Task prompt: Go through the entries below. Copy out every line that contains "rest".

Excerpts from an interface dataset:
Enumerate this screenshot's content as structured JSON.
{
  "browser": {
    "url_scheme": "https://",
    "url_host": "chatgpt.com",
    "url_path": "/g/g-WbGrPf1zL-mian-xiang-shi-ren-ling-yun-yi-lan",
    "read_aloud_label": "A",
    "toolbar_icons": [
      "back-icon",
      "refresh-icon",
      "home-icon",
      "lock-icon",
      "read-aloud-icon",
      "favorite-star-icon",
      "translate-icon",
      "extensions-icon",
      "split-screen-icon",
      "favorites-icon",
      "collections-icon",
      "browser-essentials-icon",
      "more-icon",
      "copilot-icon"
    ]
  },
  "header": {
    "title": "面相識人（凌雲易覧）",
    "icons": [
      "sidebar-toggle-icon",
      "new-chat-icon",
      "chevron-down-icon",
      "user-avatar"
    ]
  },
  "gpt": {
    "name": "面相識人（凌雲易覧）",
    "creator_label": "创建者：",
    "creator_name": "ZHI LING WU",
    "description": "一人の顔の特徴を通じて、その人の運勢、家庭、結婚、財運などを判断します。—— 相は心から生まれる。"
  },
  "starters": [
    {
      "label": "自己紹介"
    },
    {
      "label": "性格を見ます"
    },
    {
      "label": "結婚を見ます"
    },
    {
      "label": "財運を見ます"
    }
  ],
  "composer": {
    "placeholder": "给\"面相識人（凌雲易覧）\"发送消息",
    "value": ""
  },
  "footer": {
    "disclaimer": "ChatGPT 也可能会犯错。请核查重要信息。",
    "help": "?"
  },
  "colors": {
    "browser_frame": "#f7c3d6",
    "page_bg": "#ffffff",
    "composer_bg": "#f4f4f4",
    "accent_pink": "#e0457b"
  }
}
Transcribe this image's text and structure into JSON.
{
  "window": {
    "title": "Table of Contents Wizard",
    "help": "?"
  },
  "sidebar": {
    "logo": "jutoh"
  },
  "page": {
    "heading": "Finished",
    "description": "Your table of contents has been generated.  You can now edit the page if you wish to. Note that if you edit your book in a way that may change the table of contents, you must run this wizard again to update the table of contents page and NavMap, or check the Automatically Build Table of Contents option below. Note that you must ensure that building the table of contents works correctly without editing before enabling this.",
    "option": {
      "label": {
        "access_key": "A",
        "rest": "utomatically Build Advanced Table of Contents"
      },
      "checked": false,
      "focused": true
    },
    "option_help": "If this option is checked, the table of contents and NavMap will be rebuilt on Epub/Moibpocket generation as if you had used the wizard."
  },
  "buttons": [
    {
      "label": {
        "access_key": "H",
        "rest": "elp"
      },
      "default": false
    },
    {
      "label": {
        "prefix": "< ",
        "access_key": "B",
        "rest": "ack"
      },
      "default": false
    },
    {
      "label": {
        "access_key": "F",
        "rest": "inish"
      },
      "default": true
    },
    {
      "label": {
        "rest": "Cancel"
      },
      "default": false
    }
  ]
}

Result for this exercise:
        "rest": "utomatically Build Advanced Table of Contents"
        "rest": "elp"
        "rest": "ack"
        "rest": "inish"
        "rest": "Cancel"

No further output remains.